Kaplan on a retirement plan

Tue, 12 Feb 2013 12:18
Large jonathan kaplan headband Large jonathankaplan Large kaplan jonathan wp630 Large jonathankaplan630x400

Jonathan Kaplan, the world's most capped Test referee ever, has made it known that his professional refereeing career will come to an end.

Jonathan Kaplan, the world's most capped Test referee ever, has made it known that his professional refereeing career will come to an end at the end of 2013. It has been a sparkling career with many a record..

Kaplan, who after 21 years on South Africa's panels, has several records - more Tests (68) than anybody else, more Super Rugby matches (99) than anybody else, more Currie Cup matches (150) than anybody else.

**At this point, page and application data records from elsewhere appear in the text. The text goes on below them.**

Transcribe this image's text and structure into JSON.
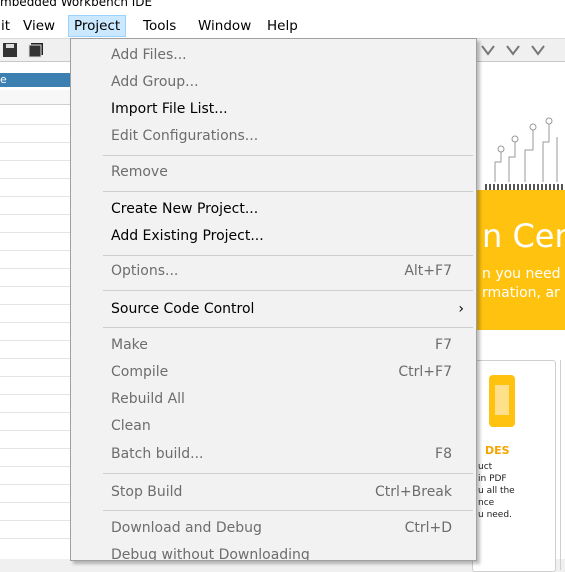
{
  "window": {
    "title": "mbedded Workbench IDE"
  },
  "menubar": {
    "items": [
      {
        "label": "it"
      },
      {
        "label": "View"
      },
      {
        "label": "Project"
      },
      {
        "label": "Tools"
      },
      {
        "label": "Window"
      },
      {
        "label": "Help"
      }
    ]
  },
  "left_panel": {
    "header": "e"
  },
  "project_menu": {
    "items": [
      {
        "label": "Add Files...",
        "shortcut": "",
        "enabled": false
      },
      {
        "label": "Add Group...",
        "shortcut": "",
        "enabled": false
      },
      {
        "label": "Import File List...",
        "shortcut": "",
        "enabled": true
      },
      {
        "label": "Edit Configurations...",
        "shortcut": "",
        "enabled": false
      },
      {
        "label": "Remove",
        "shortcut": "",
        "enabled": false
      },
      {
        "label": "Create New Project...",
        "shortcut": "",
        "enabled": true
      },
      {
        "label": "Add Existing Project...",
        "shortcut": "",
        "enabled": true
      },
      {
        "label": "Options...",
        "shortcut": "Alt+F7",
        "enabled": false
      },
      {
        "label": "Source Code Control",
        "shortcut": "",
        "submenu_arrow": "›",
        "enabled": true
      },
      {
        "label": "Make",
        "shortcut": "F7",
        "enabled": false
      },
      {
        "label": "Compile",
        "shortcut": "Ctrl+F7",
        "enabled": false
      },
      {
        "label": "Rebuild All",
        "shortcut": "",
        "enabled": false
      },
      {
        "label": "Clean",
        "shortcut": "",
        "enabled": false
      },
      {
        "label": "Batch build...",
        "shortcut": "F8",
        "enabled": false
      },
      {
        "label": "Stop Build",
        "shortcut": "Ctrl+Break",
        "enabled": false
      },
      {
        "label": "Download and Debug",
        "shortcut": "Ctrl+D",
        "enabled": false
      },
      {
        "label": "Debug without Downloading",
        "shortcut": "",
        "enabled": false
      }
    ]
  },
  "info_center": {
    "banner_title": "n Cen",
    "banner_line1": "n you need",
    "banner_line2": "rmation, ar",
    "card_title": "DES",
    "card_lines": [
      "uct",
      "in PDF",
      "u all the",
      "nce",
      "u need."
    ]
  },
  "colors": {
    "menu_active_bg": "#cce8ff",
    "banner_yellow": "#ffc20e",
    "panel_header_blue": "#3c7fb1"
  }
}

His Test career is over but he is still on SANZAR's panel of Super Rugby referees and still on South Africa's top panel. He is looking slimmer, trimmer and fitter than ever. Recently he passed the demanding fitness Test in Sydney on the Friday, flew home and then passed the demanding South African fitness test in the Bosveld on the Monday.

Kaplan has been to four World Cups, refereed three Super Rugby Finals and five Currie Cup Finals.

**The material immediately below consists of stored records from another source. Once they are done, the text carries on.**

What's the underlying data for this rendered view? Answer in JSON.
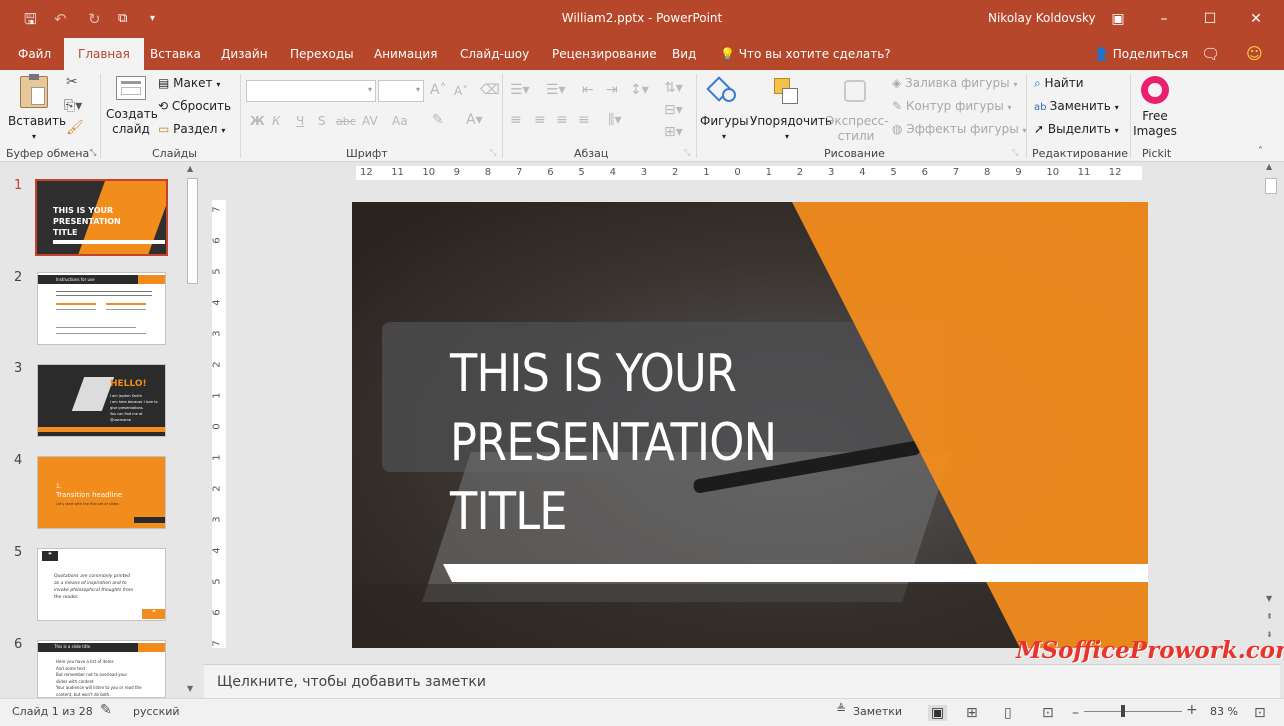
{
  "window": {
    "title": "William2.pptx  -  PowerPoint",
    "user": "Nikolay Koldovsky"
  },
  "tabs": [
    "Файл",
    "Главная",
    "Вставка",
    "Дизайн",
    "Переходы",
    "Анимация",
    "Слайд-шоу",
    "Рецензирование",
    "Вид"
  ],
  "tell_me": "Что вы хотите сделать?",
  "share_label": "Поделиться",
  "ribbon": {
    "clipboard": {
      "paste": "Вставить",
      "group": "Буфер обмена"
    },
    "slides": {
      "new_slide_1": "Создать",
      "new_slide_2": "слайд",
      "layout": "Макет",
      "reset": "Сбросить",
      "section": "Раздел",
      "group": "Слайды"
    },
    "font": {
      "bold": "Ж",
      "italic": "К",
      "underline": "Ч",
      "shadow": "S",
      "strike": "abc",
      "spacing": "AV",
      "case": "Aa",
      "group": "Шрифт"
    },
    "paragraph": {
      "group": "Абзац"
    },
    "drawing": {
      "shapes": "Фигуры",
      "arrange": "Упорядочить",
      "quick_1": "Экспресс-",
      "quick_2": "стили",
      "fill": "Заливка фигуры",
      "outline": "Контур фигуры",
      "effects": "Эффекты фигуры",
      "group": "Рисование"
    },
    "editing": {
      "find": "Найти",
      "replace": "Заменить",
      "select": "Выделить",
      "group": "Редактирование"
    },
    "pickit": {
      "free_1": "Free",
      "free_2": "Images",
      "group": "Pickit"
    }
  },
  "ruler": {
    "horizontal": [
      "12",
      "11",
      "10",
      "9",
      "8",
      "7",
      "6",
      "5",
      "4",
      "3",
      "2",
      "1",
      "0",
      "1",
      "2",
      "3",
      "4",
      "5",
      "6",
      "7",
      "8",
      "9",
      "10",
      "11",
      "12"
    ],
    "vertical": [
      "7",
      "6",
      "5",
      "4",
      "3",
      "2",
      "1",
      "0",
      "1",
      "2",
      "3",
      "4",
      "5",
      "6",
      "7"
    ]
  },
  "thumbnails": [
    {
      "num": "1",
      "title_1": "THIS IS YOUR",
      "title_2": "PRESENTATION",
      "title_3": "TITLE"
    },
    {
      "num": "2",
      "title": "Instructions for use"
    },
    {
      "num": "3",
      "title": "HELLO!",
      "line_1": "I am Jayden Smith",
      "line_2": "I am here because I love to",
      "line_3": "give presentations.",
      "line_4": "You can find me at",
      "line_5": "@username"
    },
    {
      "num": "4",
      "title_1": "1.",
      "title_2": "Transition headline",
      "sub": "Let's start with the first set of slides"
    },
    {
      "num": "5",
      "quote_1": "Quotations are commonly printed",
      "quote_2": "as a means of inspiration and to",
      "quote_3": "invoke philosophical thoughts from",
      "quote_4": "the reader."
    },
    {
      "num": "6",
      "title": "This is a slide title",
      "line_1": "Here you have a list of items",
      "line_2": "And some text",
      "line_3": "But remember not to overload your",
      "line_4": "slides with content",
      "line_5": "Your audience will listen to you or read the",
      "line_6": "content, but won't do both."
    }
  ],
  "slide": {
    "title_1": "THIS IS YOUR",
    "title_2": "PRESENTATION",
    "title_3": "TITLE"
  },
  "notes_placeholder": "Щелкните, чтобы добавить заметки",
  "status": {
    "slide": "Слайд 1 из 28",
    "language": "русский",
    "notes": "Заметки",
    "zoom": "83 %"
  },
  "watermark": "MSofficeProwork.com",
  "colors": {
    "accent": "#b7472a",
    "orange": "#f28c1c",
    "dark": "#2b2b2b"
  }
}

It has been a glorious career which has demanded great dedication from him.He says of his career: "Rugby has been my life for the past few decades and I've made the decision with a tinge of sadness, But the time has come to move on and make way for the young referees we have coming through in South Africa.

"I've had an incredible career, and I'd like to thank both SARU and the IRB for the opportunities they have given me.

"I've always prided myself on having the best interests of the game at heart and being brave enough to try and get the best out of every game in which I have been involved. I'll miss my front row seats on the big stage."

What he says is true as anybody who has seen him referee a schools match will know only too well.

Fortunately, he is not lost to that, but the toll of travel and the pressure of refereeing at the top are terrible.

André Watson, South Africa's refereeing boss and for a long time a colleague of Kaplan's said: "Jonathan’s record speaks for itself but I would like to mention that it was pleasure refereeing with him for a long time. He brought to rugby the ‘players referee’ and I will always remember him for this. His unobtrusive style, yet fully in control is what every young aspiring referee should try and imitate. He may be retiring as an active referee, but his impact will linger on."

Jurie Roux, SARU's CEO, said: "Jonathan has been one of the world’s best referees for a very long time now and has been a credit not only to South African rugby but the profession of refereeing.

"His calm control of matches set the standard and you knew that if Jonathan Kaplan was in charge, the players would be allowed to express themselves. We'll be sorry to see him go but we respect his decision."

Kaplan will complete his century of Super Rugby matches when he takes charge of the Cheetahs match against the Sharks in opening South African round of Super Rugby.

Kaplan, who was born in Durban, started refereeing when a schoolboy at King David in Johannesburg at the age of 17, too young to drive a car. His mother or his grandmother would take him to matches and meetings.While doing his army training he was a member of the Northern Transvaal referees' Society. While studying at UCT, he was a member of the Western Province Referees' Society, which he is again now after some time in the Natal Referees Society and the Boland Referees' Society.

He says: "I'd like to thank my special family, and friends for walking this journey with me and the public for their generous and unwavering support. It has been an incredible ride and I have made some great friends across all cultures and experienced some unique moments through rugby.

"I'd like to remain involved in the game if at all possible, quite in what capacity I am not sure at this stage."

Obviously a man of his experience and skill has a great deal to offer refereeing in South Africa which is so highly respected throughout the rugby world.

By Paul Dobson